Kirill Karabits, the BSO and the mighty heart of the Austrian-German musical tradition. What a great team! These inspiring performances delighted a packed Concert Hall at the Poole Lighthouse on Wednesday, and were no doubt much enjoyed on Radio 3 and BBC Sounds.

Joining the orchestra, multi-award-winning American pianist Jeremy Denk performed a notably classy Mendelssohn Piano Concerto No 1. His performance was full of bounce and vigour, but also substance which came from the beauty of the playing. In place of the work advertised to follow, Mr Denk and the orchestra reprised the last movement – even faster if possible than the first time round. This was quite a ride.

Prefacing the Mendelssohn was Symphony 102 by Haydn. This music clicked with Beethoven’s First Symphony, heard here a couple of weeks ago. Mr Karabits has a way of judging repertoire of this period perfectly. It sparkled but was not pushed over the edge into pure display.

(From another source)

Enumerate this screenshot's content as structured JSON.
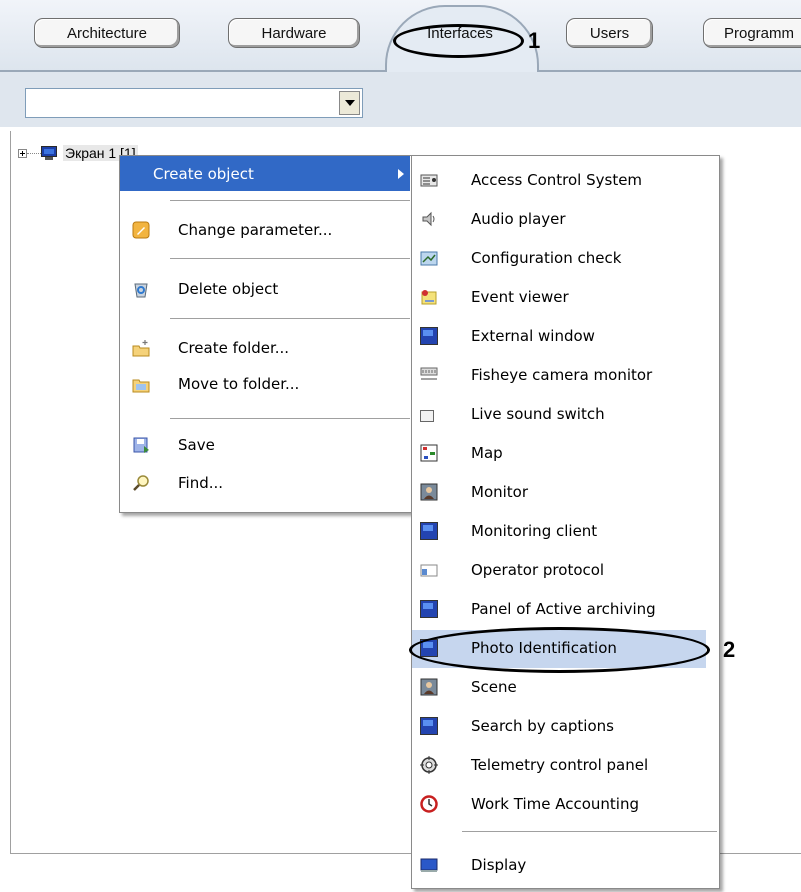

Concluding a memorable evening, Schubert’s Symphony No 5 came over with the intimacy of chamber music. The musicianship of these players, their experience as a team playing together every week, and their evident rapport with the Chief Conductor produced a marvellously integrated and harmonious sound. The audience seemed drawn deeply into this score, delighted by its delicate and sophisticated realisation.

Poole audiences are familiar with the BSO’s assurance in the giants of the later repertoire – we look forward eagerly to Elektra in a month’s time – but here music on a smaller scale emphasised just how adroit this orchestra is.